= Problem statement =
Exact repetition is the task: copy every entry below.

= Information provided =
┏━━
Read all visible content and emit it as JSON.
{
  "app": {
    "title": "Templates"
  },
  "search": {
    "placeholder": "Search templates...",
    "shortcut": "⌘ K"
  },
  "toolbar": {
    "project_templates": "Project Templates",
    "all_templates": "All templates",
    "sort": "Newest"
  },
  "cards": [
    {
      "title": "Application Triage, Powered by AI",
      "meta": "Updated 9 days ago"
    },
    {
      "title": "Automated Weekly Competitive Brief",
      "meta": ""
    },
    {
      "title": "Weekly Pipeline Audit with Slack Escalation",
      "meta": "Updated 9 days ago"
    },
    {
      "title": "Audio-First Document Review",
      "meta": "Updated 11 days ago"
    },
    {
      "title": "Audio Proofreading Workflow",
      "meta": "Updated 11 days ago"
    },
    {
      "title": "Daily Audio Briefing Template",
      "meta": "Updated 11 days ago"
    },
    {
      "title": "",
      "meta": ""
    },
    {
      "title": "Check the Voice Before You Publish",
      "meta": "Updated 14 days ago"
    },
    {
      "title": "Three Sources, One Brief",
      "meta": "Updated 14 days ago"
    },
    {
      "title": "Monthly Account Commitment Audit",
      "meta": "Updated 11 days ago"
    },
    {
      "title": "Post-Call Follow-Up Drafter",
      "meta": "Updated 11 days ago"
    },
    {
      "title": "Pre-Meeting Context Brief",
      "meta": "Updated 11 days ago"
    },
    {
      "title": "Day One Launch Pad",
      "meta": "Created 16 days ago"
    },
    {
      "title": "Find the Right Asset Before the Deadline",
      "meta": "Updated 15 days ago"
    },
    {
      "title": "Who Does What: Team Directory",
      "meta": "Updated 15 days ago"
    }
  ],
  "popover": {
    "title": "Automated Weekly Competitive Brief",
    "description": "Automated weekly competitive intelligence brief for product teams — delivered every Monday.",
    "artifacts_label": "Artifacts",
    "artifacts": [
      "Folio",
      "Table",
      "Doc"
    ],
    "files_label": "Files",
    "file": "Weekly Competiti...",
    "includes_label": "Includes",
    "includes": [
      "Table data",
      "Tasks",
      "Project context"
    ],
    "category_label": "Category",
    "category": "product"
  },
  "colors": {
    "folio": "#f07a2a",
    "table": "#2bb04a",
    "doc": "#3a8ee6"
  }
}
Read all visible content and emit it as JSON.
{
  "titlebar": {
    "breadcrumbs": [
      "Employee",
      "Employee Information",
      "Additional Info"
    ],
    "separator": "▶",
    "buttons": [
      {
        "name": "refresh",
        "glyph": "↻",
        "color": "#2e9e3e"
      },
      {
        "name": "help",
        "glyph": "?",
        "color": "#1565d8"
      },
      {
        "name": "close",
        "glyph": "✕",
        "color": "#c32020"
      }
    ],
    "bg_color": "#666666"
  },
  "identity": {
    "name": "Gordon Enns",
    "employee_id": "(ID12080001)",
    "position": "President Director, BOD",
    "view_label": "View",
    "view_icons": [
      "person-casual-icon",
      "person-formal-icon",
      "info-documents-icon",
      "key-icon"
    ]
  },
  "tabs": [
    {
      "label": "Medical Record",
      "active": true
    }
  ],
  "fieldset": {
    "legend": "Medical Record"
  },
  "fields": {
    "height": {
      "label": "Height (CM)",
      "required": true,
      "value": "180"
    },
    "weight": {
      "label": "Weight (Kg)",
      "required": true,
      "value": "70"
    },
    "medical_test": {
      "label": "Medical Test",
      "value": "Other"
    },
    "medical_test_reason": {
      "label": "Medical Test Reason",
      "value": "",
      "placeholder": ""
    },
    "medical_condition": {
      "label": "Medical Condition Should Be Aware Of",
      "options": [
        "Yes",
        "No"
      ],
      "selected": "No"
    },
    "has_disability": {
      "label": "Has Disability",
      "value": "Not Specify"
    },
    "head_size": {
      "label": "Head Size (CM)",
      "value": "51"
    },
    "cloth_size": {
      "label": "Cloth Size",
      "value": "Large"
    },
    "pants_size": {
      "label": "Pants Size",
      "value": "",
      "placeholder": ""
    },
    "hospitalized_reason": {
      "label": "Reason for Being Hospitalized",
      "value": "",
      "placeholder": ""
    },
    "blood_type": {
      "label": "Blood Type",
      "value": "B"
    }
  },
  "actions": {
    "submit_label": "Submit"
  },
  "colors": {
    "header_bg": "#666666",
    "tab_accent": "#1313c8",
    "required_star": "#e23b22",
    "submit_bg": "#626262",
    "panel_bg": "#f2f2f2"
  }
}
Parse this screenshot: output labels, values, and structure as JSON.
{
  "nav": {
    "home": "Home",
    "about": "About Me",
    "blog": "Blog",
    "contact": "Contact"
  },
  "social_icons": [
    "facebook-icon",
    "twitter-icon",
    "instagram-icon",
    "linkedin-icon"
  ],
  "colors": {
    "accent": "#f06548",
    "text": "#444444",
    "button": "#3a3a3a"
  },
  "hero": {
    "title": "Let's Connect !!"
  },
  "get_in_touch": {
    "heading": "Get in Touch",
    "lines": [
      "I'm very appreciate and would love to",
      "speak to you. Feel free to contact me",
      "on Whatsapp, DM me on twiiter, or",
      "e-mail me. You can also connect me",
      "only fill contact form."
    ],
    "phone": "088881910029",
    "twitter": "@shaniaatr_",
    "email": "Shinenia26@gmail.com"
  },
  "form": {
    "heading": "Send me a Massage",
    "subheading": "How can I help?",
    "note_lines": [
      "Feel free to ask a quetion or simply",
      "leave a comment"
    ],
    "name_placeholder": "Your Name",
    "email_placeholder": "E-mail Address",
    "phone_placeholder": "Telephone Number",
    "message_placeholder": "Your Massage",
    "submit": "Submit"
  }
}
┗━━
= Answer to the problem =
Read all visible content and emit it as JSON.
{
  "app": {
    "title": "Templates"
  },
  "search": {
    "placeholder": "Search templates...",
    "shortcut": "⌘ K"
  },
  "toolbar": {
    "project_templates": "Project Templates",
    "all_templates": "All templates",
    "sort": "Newest"
  },
  "cards": [
    {
      "title": "Application Triage, Powered by AI",
      "meta": "Updated 9 days ago"
    },
    {
      "title": "Automated Weekly Competitive Brief",
      "meta": ""
    },
    {
      "title": "Weekly Pipeline Audit with Slack Escalation",
      "meta": "Updated 9 days ago"
    },
    {
      "title": "Audio-First Document Review",
      "meta": "Updated 11 days ago"
    },
    {
      "title": "Audio Proofreading Workflow",
      "meta": "Updated 11 days ago"
    },
    {
      "title": "Daily Audio Briefing Template",
      "meta": "Updated 11 days ago"
    },
    {
      "title": "",
      "meta": ""
    },
    {
      "title": "Check the Voice Before You Publish",
      "meta": "Updated 14 days ago"
    },
    {
      "title": "Three Sources, One Brief",
      "meta": "Updated 14 days ago"
    },
    {
      "title": "Monthly Account Commitment Audit",
      "meta": "Updated 11 days ago"
    },
    {
      "title": "Post-Call Follow-Up Drafter",
      "meta": "Updated 11 days ago"
    },
    {
      "title": "Pre-Meeting Context Brief",
      "meta": "Updated 11 days ago"
    },
    {
      "title": "Day One Launch Pad",
      "meta": "Created 16 days ago"
    },
    {
      "title": "Find the Right Asset Before the Deadline",
      "meta": "Updated 15 days ago"
    },
    {
      "title": "Who Does What: Team Directory",
      "meta": "Updated 15 days ago"
    }
  ],
  "popover": {
    "title": "Automated Weekly Competitive Brief",
    "description": "Automated weekly competitive intelligence brief for product teams — delivered every Monday.",
    "artifacts_label": "Artifacts",
    "artifacts": [
      "Folio",
      "Table",
      "Doc"
    ],
    "files_label": "Files",
    "file": "Weekly Competiti...",
    "includes_label": "Includes",
    "includes": [
      "Table data",
      "Tasks",
      "Project context"
    ],
    "category_label": "Category",
    "category": "product"
  },
  "colors": {
    "folio": "#f07a2a",
    "table": "#2bb04a",
    "doc": "#3a8ee6"
  }
}
Read all visible content and emit it as JSON.
{
  "titlebar": {
    "breadcrumbs": [
      "Employee",
      "Employee Information",
      "Additional Info"
    ],
    "separator": "▶",
    "buttons": [
      {
        "name": "refresh",
        "glyph": "↻",
        "color": "#2e9e3e"
      },
      {
        "name": "help",
        "glyph": "?",
        "color": "#1565d8"
      },
      {
        "name": "close",
        "glyph": "✕",
        "color": "#c32020"
      }
    ],
    "bg_color": "#666666"
  },
  "identity": {
    "name": "Gordon Enns",
    "employee_id": "(ID12080001)",
    "position": "President Director, BOD",
    "view_label": "View",
    "view_icons": [
      "person-casual-icon",
      "person-formal-icon",
      "info-documents-icon",
      "key-icon"
    ]
  },
  "tabs": [
    {
      "label": "Medical Record",
      "active": true
    }
  ],
  "fieldset": {
    "legend": "Medical Record"
  },
  "fields": {
    "height": {
      "label": "Height (CM)",
      "required": true,
      "value": "180"
    },
    "weight": {
      "label": "Weight (Kg)",
      "required": true,
      "value": "70"
    },
    "medical_test": {
      "label": "Medical Test",
      "value": "Other"
    },
    "medical_test_reason": {
      "label": "Medical Test Reason",
      "value": "",
      "placeholder": ""
    },
    "medical_condition": {
      "label": "Medical Condition Should Be Aware Of",
      "options": [
        "Yes",
        "No"
      ],
      "selected": "No"
    },
    "has_disability": {
      "label": "Has Disability",
      "value": "Not Specify"
    },
    "head_size": {
      "label": "Head Size (CM)",
      "value": "51"
    },
    "cloth_size": {
      "label": "Cloth Size",
      "value": "Large"
    },
    "pants_size": {
      "label": "Pants Size",
      "value": "",
      "placeholder": ""
    },
    "hospitalized_reason": {
      "label": "Reason for Being Hospitalized",
      "value": "",
      "placeholder": ""
    },
    "blood_type": {
      "label": "Blood Type",
      "value": "B"
    }
  },
  "actions": {
    "submit_label": "Submit"
  },
  "colors": {
    "header_bg": "#666666",
    "tab_accent": "#1313c8",
    "required_star": "#e23b22",
    "submit_bg": "#626262",
    "panel_bg": "#f2f2f2"
  }
}
Parse this screenshot: output labels, values, and structure as JSON.
{
  "nav": {
    "home": "Home",
    "about": "About Me",
    "blog": "Blog",
    "contact": "Contact"
  },
  "social_icons": [
    "facebook-icon",
    "twitter-icon",
    "instagram-icon",
    "linkedin-icon"
  ],
  "colors": {
    "accent": "#f06548",
    "text": "#444444",
    "button": "#3a3a3a"
  },
  "hero": {
    "title": "Let's Connect !!"
  },
  "get_in_touch": {
    "heading": "Get in Touch",
    "lines": [
      "I'm very appreciate and would love to",
      "speak to you. Feel free to contact me",
      "on Whatsapp, DM me on twiiter, or",
      "e-mail me. You can also connect me",
      "only fill contact form."
    ],
    "phone": "088881910029",
    "twitter": "@shaniaatr_",
    "email": "Shinenia26@gmail.com"
  },
  "form": {
    "heading": "Send me a Massage",
    "subheading": "How can I help?",
    "note_lines": [
      "Feel free to ask a quetion or simply",
      "leave a comment"
    ],
    "name_placeholder": "Your Name",
    "email_placeholder": "E-mail Address",
    "phone_placeholder": "Telephone Number",
    "message_placeholder": "Your Massage",
    "submit": "Submit"
  }
}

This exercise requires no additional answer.